◆ Problem ◆
Below are some records; reproduce them exactly.

Data records for software interfaces
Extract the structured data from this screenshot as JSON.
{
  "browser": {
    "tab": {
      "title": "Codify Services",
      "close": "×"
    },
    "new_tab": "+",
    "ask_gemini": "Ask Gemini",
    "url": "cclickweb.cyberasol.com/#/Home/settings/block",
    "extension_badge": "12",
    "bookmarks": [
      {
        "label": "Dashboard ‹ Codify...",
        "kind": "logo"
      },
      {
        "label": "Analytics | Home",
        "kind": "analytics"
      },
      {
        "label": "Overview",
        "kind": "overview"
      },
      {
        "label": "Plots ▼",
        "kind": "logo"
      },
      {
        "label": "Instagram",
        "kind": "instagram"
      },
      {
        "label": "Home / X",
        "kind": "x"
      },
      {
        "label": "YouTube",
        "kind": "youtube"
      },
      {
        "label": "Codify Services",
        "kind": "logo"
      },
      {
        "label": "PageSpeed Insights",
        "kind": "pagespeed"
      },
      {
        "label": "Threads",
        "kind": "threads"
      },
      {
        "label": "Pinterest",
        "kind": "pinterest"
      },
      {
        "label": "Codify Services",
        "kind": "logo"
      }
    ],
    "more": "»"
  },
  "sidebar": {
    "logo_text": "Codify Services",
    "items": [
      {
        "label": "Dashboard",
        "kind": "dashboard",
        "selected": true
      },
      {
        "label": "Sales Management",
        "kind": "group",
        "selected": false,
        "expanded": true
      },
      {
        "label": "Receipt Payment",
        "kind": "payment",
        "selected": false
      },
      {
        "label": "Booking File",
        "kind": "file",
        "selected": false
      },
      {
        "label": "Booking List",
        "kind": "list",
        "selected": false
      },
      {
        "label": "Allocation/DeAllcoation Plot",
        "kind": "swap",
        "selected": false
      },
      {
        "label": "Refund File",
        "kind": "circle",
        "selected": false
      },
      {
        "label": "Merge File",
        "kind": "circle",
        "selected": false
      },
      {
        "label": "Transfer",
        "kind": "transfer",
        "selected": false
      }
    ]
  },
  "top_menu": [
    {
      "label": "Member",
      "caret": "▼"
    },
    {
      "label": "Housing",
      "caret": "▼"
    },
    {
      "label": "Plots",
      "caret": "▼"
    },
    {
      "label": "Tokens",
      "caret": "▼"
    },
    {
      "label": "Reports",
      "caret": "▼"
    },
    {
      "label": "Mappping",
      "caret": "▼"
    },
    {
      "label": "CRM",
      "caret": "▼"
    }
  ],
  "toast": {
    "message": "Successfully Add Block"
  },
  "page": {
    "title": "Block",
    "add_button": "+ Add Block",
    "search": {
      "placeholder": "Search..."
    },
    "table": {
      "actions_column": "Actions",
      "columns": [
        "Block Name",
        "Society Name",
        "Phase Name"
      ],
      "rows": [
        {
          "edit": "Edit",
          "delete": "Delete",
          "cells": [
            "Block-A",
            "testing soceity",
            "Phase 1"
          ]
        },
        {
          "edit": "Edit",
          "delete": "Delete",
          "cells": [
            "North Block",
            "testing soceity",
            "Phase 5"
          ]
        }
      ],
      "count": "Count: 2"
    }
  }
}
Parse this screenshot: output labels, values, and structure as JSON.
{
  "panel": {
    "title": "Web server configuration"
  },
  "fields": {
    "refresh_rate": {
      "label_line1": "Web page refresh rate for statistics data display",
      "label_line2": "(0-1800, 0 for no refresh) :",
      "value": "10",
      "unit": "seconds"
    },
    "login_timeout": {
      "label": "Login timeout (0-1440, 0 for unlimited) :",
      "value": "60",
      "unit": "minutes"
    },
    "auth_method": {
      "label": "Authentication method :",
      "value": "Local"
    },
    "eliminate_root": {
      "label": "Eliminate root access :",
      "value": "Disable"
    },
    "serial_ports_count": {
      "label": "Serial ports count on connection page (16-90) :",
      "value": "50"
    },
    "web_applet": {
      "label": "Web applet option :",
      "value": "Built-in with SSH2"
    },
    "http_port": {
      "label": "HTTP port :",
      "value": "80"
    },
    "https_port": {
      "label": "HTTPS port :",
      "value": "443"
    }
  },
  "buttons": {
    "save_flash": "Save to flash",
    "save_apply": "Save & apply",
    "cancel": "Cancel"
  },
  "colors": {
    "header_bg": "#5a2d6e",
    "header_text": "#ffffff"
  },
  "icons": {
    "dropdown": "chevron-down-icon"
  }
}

◆ Output for this exercise ◆
Extract the structured data from this screenshot as JSON.
{
  "browser": {
    "tab": {
      "title": "Codify Services",
      "close": "×"
    },
    "new_tab": "+",
    "ask_gemini": "Ask Gemini",
    "url": "cclickweb.cyberasol.com/#/Home/settings/block",
    "extension_badge": "12",
    "bookmarks": [
      {
        "label": "Dashboard ‹ Codify...",
        "kind": "logo"
      },
      {
        "label": "Analytics | Home",
        "kind": "analytics"
      },
      {
        "label": "Overview",
        "kind": "overview"
      },
      {
        "label": "Plots ▼",
        "kind": "logo"
      },
      {
        "label": "Instagram",
        "kind": "instagram"
      },
      {
        "label": "Home / X",
        "kind": "x"
      },
      {
        "label": "YouTube",
        "kind": "youtube"
      },
      {
        "label": "Codify Services",
        "kind": "logo"
      },
      {
        "label": "PageSpeed Insights",
        "kind": "pagespeed"
      },
      {
        "label": "Threads",
        "kind": "threads"
      },
      {
        "label": "Pinterest",
        "kind": "pinterest"
      },
      {
        "label": "Codify Services",
        "kind": "logo"
      }
    ],
    "more": "»"
  },
  "sidebar": {
    "logo_text": "Codify Services",
    "items": [
      {
        "label": "Dashboard",
        "kind": "dashboard",
        "selected": true
      },
      {
        "label": "Sales Management",
        "kind": "group",
        "selected": false,
        "expanded": true
      },
      {
        "label": "Receipt Payment",
        "kind": "payment",
        "selected": false
      },
      {
        "label": "Booking File",
        "kind": "file",
        "selected": false
      },
      {
        "label": "Booking List",
        "kind": "list",
        "selected": false
      },
      {
        "label": "Allocation/DeAllcoation Plot",
        "kind": "swap",
        "selected": false
      },
      {
        "label": "Refund File",
        "kind": "circle",
        "selected": false
      },
      {
        "label": "Merge File",
        "kind": "circle",
        "selected": false
      },
      {
        "label": "Transfer",
        "kind": "transfer",
        "selected": false
      }
    ]
  },
  "top_menu": [
    {
      "label": "Member",
      "caret": "▼"
    },
    {
      "label": "Housing",
      "caret": "▼"
    },
    {
      "label": "Plots",
      "caret": "▼"
    },
    {
      "label": "Tokens",
      "caret": "▼"
    },
    {
      "label": "Reports",
      "caret": "▼"
    },
    {
      "label": "Mappping",
      "caret": "▼"
    },
    {
      "label": "CRM",
      "caret": "▼"
    }
  ],
  "toast": {
    "message": "Successfully Add Block"
  },
  "page": {
    "title": "Block",
    "add_button": "+ Add Block",
    "search": {
      "placeholder": "Search..."
    },
    "table": {
      "actions_column": "Actions",
      "columns": [
        "Block Name",
        "Society Name",
        "Phase Name"
      ],
      "rows": [
        {
          "edit": "Edit",
          "delete": "Delete",
          "cells": [
            "Block-A",
            "testing soceity",
            "Phase 1"
          ]
        },
        {
          "edit": "Edit",
          "delete": "Delete",
          "cells": [
            "North Block",
            "testing soceity",
            "Phase 5"
          ]
        }
      ],
      "count": "Count: 2"
    }
  }
}
Parse this screenshot: output labels, values, and structure as JSON.
{
  "panel": {
    "title": "Web server configuration"
  },
  "fields": {
    "refresh_rate": {
      "label_line1": "Web page refresh rate for statistics data display",
      "label_line2": "(0-1800, 0 for no refresh) :",
      "value": "10",
      "unit": "seconds"
    },
    "login_timeout": {
      "label": "Login timeout (0-1440, 0 for unlimited) :",
      "value": "60",
      "unit": "minutes"
    },
    "auth_method": {
      "label": "Authentication method :",
      "value": "Local"
    },
    "eliminate_root": {
      "label": "Eliminate root access :",
      "value": "Disable"
    },
    "serial_ports_count": {
      "label": "Serial ports count on connection page (16-90) :",
      "value": "50"
    },
    "web_applet": {
      "label": "Web applet option :",
      "value": "Built-in with SSH2"
    },
    "http_port": {
      "label": "HTTP port :",
      "value": "80"
    },
    "https_port": {
      "label": "HTTPS port :",
      "value": "443"
    }
  },
  "buttons": {
    "save_flash": "Save to flash",
    "save_apply": "Save & apply",
    "cancel": "Cancel"
  },
  "colors": {
    "header_bg": "#5a2d6e",
    "header_text": "#ffffff"
  },
  "icons": {
    "dropdown": "chevron-down-icon"
  }
}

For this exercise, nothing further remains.